* _Exercise goal_: Each line that holds the string "expanded" counts once. Say how many such lines the entries have, giving the number only.

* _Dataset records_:
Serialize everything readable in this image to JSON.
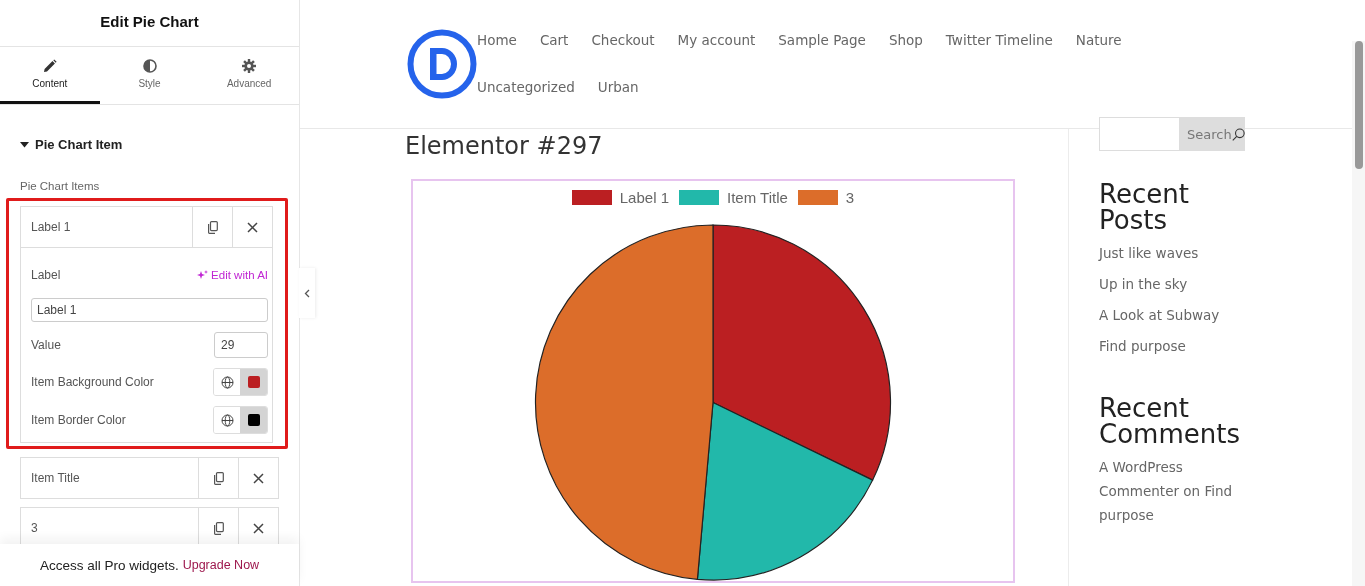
{
  "panel": {
    "title": "Edit Pie Chart",
    "tabs": [
      {
        "label": "Content",
        "kind": "pencil",
        "selected": true
      },
      {
        "label": "Style",
        "kind": "contrast",
        "selected": false
      },
      {
        "label": "Advanced",
        "kind": "gear",
        "selected": false
      }
    ],
    "section": {
      "title": "Pie Chart Item",
      "expanded": true
    },
    "repeater_label": "Pie Chart Items",
    "items": [
      {
        "title": "Label 1",
        "expanded": true,
        "highlighted": true,
        "fields": {
          "label_caption": "Label",
          "ai_link": "Edit with AI",
          "label_value": "Label 1",
          "value_caption": "Value",
          "value": "29",
          "colors": [
            {
              "caption": "Item Background Color",
              "color": "#bb1f22"
            },
            {
              "caption": "Item Border Color",
              "color": "#000000"
            }
          ]
        }
      },
      {
        "title": "Item Title",
        "expanded": false,
        "highlighted": false
      },
      {
        "title": "3",
        "expanded": false,
        "highlighted": false
      }
    ],
    "promo": {
      "text": "Access all Pro widgets.",
      "link": "Upgrade Now"
    }
  },
  "site": {
    "nav": [
      "Home",
      "Cart",
      "Checkout",
      "My account",
      "Sample Page",
      "Shop",
      "Twitter Timeline",
      "Nature",
      "Uncategorized",
      "Urban"
    ],
    "page_title": "Elementor #297",
    "legend": [
      {
        "label": "Label 1",
        "color": "#bb1f22"
      },
      {
        "label": "Item Title",
        "color": "#22b8aa"
      },
      {
        "label": "3",
        "color": "#dc6d2a"
      }
    ],
    "search_button": "Search",
    "widgets": [
      {
        "title": "Recent Posts",
        "links": [
          "Just like waves",
          "Up in the sky",
          "A Look at Subway",
          "Find purpose"
        ]
      },
      {
        "title": "Recent Comments",
        "links": [
          "A WordPress Commenter on Find purpose"
        ]
      }
    ]
  }
}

* _Solution to this exercise_: 4